* **Work order**: Go through the material below and copy each line where the word "FROM" appears.

*** Block opens ***

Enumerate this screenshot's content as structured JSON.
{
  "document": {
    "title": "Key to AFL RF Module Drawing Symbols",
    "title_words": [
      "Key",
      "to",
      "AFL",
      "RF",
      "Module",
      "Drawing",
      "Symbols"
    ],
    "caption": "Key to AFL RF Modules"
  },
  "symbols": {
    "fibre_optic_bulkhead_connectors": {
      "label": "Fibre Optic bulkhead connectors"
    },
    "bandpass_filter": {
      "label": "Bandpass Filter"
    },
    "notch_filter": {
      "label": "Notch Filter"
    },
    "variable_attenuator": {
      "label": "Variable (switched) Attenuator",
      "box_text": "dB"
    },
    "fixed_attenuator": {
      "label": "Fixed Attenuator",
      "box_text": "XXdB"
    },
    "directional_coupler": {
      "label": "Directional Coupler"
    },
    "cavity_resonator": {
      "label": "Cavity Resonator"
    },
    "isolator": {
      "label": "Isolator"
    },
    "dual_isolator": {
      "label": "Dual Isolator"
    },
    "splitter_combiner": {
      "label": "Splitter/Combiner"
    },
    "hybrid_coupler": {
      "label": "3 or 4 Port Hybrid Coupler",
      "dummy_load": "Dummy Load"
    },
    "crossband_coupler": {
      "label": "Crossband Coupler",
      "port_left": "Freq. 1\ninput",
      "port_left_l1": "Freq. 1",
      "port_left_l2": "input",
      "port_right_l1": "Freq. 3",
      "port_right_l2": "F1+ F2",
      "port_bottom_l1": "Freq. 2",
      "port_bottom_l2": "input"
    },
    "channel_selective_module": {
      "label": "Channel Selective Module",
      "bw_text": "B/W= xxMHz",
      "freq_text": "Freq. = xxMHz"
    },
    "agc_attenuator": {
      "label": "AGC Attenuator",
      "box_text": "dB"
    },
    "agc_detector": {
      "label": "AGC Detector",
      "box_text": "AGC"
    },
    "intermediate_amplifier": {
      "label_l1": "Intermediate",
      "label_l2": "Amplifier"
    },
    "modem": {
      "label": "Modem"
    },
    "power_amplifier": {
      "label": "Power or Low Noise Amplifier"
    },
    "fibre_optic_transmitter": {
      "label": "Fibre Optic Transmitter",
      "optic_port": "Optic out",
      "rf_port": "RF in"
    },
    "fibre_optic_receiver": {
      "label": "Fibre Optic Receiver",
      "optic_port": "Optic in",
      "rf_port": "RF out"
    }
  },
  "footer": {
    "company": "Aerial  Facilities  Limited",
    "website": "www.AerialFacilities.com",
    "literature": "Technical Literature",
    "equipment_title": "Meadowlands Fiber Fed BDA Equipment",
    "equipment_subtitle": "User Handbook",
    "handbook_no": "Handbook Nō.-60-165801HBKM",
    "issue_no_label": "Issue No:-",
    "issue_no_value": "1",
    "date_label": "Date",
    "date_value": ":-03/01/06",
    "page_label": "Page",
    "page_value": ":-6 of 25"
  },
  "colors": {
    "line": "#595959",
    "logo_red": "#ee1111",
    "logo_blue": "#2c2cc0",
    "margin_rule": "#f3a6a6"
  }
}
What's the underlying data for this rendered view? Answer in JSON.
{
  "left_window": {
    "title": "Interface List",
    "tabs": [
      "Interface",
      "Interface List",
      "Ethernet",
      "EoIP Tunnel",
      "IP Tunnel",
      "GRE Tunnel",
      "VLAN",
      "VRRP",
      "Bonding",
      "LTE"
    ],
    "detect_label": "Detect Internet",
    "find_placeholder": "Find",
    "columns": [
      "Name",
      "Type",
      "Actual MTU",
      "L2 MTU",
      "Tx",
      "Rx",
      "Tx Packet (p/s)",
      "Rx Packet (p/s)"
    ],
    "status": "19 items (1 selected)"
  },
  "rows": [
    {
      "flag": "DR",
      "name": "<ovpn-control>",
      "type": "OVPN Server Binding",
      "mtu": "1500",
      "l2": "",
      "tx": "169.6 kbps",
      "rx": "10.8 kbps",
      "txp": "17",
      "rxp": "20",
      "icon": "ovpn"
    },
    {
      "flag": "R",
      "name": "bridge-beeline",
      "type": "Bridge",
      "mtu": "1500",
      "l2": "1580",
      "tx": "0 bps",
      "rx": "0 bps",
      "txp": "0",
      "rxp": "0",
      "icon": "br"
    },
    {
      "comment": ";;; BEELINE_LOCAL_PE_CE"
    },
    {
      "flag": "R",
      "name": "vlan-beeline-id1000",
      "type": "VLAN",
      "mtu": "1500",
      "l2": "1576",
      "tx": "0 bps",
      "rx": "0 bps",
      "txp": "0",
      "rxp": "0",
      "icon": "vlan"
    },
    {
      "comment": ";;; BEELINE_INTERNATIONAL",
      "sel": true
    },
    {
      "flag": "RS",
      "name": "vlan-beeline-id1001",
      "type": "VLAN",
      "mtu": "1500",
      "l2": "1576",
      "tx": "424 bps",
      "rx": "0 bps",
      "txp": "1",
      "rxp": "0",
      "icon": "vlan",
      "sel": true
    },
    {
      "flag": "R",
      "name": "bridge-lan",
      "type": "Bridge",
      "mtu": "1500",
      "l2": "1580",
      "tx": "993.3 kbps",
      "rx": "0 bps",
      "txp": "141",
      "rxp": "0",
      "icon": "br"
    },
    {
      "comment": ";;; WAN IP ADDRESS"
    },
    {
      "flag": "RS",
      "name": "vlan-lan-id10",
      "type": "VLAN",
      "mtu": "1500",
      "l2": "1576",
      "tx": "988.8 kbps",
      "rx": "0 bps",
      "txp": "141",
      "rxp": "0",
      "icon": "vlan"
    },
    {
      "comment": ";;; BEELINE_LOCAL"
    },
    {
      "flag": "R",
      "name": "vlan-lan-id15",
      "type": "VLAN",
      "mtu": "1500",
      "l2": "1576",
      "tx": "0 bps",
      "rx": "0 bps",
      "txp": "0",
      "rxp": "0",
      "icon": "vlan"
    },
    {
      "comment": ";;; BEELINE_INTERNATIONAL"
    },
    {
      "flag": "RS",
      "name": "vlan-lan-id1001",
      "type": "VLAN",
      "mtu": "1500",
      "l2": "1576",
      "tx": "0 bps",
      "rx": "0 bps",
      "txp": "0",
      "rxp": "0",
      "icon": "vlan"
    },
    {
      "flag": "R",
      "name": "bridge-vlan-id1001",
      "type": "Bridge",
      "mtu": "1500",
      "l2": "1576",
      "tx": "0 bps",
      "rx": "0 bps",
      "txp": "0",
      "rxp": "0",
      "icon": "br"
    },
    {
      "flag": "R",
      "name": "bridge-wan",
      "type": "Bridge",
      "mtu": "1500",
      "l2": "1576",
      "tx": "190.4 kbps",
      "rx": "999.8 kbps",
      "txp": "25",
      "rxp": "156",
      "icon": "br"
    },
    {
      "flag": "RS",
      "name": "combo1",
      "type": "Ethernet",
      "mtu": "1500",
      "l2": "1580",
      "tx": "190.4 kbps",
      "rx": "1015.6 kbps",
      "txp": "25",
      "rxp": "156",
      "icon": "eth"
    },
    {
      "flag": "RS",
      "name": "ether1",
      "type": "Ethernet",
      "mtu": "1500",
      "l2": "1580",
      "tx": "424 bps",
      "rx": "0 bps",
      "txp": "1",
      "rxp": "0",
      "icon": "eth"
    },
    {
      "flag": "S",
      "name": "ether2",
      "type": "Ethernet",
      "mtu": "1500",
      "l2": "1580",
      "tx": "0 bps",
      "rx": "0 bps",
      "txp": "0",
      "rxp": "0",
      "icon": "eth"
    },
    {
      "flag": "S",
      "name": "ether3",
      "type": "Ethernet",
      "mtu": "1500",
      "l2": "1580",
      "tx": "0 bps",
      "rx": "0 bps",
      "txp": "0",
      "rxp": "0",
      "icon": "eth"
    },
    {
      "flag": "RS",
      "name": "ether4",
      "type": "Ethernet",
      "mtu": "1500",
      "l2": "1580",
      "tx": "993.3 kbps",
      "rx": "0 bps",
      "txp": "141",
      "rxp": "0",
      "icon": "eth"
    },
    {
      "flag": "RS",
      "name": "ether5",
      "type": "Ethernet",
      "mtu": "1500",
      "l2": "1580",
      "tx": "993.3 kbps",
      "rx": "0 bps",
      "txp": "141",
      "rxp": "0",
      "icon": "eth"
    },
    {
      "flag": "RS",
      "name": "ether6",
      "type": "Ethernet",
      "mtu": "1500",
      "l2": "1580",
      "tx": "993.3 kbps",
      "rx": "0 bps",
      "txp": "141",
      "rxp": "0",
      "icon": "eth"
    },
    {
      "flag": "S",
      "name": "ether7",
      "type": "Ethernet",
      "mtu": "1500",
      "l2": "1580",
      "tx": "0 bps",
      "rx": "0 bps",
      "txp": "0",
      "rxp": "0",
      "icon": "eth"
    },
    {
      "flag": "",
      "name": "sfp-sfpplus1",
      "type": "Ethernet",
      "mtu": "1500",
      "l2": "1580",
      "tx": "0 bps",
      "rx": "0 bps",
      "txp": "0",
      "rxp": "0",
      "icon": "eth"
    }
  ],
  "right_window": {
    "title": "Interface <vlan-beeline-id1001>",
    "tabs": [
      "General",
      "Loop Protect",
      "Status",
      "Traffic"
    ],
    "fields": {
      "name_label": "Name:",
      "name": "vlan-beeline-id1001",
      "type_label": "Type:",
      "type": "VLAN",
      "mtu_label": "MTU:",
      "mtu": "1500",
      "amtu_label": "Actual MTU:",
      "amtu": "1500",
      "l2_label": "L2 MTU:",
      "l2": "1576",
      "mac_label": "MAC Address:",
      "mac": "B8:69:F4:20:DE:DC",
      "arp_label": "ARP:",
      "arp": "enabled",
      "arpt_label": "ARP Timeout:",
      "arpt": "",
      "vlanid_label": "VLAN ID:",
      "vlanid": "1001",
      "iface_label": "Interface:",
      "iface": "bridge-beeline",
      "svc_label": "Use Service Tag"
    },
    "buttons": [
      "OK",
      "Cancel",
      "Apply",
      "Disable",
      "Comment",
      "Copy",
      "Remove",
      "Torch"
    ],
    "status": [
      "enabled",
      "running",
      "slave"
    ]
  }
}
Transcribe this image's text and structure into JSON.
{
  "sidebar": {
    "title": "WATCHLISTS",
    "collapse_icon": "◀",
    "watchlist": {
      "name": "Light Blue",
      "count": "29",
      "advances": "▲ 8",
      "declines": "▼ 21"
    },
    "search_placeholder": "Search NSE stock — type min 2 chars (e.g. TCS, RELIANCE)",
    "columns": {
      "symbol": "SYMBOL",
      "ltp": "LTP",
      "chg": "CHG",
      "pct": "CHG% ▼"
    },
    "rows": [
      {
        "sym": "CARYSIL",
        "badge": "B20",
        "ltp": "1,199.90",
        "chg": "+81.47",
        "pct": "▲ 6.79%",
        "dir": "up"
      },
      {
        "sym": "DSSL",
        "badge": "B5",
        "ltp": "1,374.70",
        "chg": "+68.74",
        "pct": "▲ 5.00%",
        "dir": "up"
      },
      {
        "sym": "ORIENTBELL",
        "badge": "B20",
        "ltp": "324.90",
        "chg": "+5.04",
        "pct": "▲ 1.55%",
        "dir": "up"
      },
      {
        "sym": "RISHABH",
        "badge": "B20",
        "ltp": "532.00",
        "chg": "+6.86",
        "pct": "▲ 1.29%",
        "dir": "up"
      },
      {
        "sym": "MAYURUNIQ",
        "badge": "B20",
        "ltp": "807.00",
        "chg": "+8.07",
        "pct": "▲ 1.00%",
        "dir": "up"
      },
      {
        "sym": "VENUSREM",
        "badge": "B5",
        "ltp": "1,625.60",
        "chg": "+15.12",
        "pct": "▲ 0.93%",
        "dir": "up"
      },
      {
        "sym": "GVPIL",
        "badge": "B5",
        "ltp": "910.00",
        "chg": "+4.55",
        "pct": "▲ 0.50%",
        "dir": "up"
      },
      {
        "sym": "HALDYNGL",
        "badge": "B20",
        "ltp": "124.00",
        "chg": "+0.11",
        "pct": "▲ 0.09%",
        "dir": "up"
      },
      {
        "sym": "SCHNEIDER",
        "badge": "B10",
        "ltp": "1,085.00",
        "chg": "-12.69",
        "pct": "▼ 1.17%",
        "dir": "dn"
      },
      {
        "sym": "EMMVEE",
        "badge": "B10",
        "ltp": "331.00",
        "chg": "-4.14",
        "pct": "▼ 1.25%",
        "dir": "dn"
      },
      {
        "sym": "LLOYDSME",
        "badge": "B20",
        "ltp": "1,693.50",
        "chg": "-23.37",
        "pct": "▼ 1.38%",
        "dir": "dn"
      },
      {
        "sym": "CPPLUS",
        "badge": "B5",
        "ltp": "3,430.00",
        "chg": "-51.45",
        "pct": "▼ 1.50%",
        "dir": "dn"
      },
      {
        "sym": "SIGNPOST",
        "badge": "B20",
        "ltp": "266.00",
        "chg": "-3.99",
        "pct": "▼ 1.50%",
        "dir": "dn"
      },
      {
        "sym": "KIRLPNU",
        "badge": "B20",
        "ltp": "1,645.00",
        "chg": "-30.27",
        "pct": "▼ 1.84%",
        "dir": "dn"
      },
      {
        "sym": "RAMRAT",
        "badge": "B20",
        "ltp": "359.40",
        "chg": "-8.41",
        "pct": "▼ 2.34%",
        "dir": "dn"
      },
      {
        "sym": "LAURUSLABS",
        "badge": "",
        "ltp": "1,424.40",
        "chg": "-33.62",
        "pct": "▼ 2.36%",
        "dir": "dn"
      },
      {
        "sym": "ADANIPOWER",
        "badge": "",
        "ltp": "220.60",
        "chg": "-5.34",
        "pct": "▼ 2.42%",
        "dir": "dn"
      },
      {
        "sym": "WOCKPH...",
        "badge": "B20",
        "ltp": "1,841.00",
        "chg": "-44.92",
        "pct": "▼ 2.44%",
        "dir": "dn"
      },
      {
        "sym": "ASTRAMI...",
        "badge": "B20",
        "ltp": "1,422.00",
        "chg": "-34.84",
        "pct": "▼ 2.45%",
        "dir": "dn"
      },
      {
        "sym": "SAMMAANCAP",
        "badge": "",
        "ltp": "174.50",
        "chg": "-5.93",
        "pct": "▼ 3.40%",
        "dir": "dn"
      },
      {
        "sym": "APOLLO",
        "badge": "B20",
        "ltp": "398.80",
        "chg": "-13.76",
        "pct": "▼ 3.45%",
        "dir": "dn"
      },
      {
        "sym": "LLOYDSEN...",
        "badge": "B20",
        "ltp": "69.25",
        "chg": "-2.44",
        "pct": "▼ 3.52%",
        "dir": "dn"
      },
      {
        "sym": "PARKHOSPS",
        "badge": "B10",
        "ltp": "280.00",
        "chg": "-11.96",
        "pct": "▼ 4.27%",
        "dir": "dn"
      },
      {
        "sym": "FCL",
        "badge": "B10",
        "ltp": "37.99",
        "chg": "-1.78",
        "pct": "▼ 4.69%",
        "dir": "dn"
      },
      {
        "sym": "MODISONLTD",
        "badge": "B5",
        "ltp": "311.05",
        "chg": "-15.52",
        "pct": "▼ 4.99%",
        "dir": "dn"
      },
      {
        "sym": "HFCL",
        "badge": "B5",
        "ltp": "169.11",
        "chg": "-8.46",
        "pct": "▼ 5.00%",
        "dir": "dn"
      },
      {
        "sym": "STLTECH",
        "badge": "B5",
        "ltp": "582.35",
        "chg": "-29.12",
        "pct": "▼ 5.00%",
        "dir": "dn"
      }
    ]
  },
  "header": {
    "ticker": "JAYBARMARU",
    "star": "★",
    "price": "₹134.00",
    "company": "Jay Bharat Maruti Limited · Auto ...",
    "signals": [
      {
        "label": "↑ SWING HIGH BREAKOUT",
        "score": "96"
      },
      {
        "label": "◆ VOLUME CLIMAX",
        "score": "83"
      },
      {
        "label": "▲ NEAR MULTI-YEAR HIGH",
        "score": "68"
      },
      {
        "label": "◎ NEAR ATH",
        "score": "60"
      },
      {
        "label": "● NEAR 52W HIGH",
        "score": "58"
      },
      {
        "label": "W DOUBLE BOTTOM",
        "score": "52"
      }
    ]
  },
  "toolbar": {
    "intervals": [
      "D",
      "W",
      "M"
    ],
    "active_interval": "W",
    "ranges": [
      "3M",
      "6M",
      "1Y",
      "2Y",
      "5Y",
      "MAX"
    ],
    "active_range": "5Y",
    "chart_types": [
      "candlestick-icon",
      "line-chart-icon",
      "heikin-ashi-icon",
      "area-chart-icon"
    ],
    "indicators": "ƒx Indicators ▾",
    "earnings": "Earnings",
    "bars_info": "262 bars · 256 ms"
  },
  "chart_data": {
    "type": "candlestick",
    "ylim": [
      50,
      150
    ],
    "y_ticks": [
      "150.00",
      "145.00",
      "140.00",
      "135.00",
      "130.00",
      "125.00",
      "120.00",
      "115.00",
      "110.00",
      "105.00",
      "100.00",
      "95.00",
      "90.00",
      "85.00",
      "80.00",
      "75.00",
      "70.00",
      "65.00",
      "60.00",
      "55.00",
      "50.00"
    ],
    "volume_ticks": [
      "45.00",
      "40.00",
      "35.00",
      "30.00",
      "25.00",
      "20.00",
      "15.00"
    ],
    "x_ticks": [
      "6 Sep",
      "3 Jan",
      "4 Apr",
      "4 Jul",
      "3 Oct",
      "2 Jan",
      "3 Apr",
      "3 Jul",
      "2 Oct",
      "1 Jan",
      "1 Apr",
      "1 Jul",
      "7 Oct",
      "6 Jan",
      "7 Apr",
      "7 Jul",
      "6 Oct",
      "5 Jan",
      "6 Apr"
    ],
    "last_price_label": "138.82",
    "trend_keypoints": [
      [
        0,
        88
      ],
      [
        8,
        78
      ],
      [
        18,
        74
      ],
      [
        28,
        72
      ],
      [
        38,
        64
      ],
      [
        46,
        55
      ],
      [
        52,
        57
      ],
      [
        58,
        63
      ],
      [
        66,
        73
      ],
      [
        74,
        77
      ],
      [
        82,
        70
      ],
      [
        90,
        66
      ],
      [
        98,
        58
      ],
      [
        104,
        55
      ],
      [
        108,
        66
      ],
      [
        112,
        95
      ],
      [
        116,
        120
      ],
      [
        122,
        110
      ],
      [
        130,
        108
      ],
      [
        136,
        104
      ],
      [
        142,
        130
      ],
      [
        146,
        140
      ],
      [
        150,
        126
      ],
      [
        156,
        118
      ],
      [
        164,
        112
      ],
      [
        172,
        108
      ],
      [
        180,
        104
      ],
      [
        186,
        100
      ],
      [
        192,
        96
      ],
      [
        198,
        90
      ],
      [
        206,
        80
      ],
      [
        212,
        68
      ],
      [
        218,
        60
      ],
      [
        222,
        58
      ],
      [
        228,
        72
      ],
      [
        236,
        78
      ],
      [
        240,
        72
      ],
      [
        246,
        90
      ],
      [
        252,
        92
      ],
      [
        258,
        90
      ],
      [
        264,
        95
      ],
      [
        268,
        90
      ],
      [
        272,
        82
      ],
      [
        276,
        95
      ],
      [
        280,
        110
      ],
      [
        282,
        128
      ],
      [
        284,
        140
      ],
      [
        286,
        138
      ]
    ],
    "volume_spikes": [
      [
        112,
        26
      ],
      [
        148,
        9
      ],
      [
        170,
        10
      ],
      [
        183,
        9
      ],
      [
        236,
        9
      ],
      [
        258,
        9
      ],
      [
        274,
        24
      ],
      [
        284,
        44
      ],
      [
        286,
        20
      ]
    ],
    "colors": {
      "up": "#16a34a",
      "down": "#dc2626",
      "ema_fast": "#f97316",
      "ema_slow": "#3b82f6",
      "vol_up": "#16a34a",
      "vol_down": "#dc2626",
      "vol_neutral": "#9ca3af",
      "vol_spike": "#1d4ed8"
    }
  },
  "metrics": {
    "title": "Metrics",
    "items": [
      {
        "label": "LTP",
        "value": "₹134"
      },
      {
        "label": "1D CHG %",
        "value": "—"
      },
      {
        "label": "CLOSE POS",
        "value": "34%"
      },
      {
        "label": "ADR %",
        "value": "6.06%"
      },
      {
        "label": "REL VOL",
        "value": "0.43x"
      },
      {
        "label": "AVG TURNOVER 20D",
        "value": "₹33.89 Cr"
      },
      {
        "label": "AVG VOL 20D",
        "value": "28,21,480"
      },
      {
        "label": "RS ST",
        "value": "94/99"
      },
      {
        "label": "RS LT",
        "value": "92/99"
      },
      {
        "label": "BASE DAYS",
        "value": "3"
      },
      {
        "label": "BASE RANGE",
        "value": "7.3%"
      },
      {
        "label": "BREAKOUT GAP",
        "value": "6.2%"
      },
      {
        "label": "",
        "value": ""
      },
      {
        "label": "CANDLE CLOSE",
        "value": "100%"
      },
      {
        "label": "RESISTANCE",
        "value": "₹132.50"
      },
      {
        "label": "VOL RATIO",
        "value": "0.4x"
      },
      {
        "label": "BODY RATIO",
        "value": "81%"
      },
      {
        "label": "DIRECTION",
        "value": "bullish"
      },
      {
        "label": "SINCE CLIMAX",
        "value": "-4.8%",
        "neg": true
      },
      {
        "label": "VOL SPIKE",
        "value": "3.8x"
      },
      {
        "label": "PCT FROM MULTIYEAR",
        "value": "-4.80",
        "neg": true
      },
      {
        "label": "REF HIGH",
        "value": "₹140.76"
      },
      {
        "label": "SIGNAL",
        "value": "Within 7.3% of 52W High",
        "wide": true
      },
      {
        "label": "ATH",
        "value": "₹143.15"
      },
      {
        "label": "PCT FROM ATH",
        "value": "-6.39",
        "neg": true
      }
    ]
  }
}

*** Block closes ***

* **Solution for this task**:
        "label": "PCT FROM MULTIYEAR",
        "label": "PCT FROM ATH",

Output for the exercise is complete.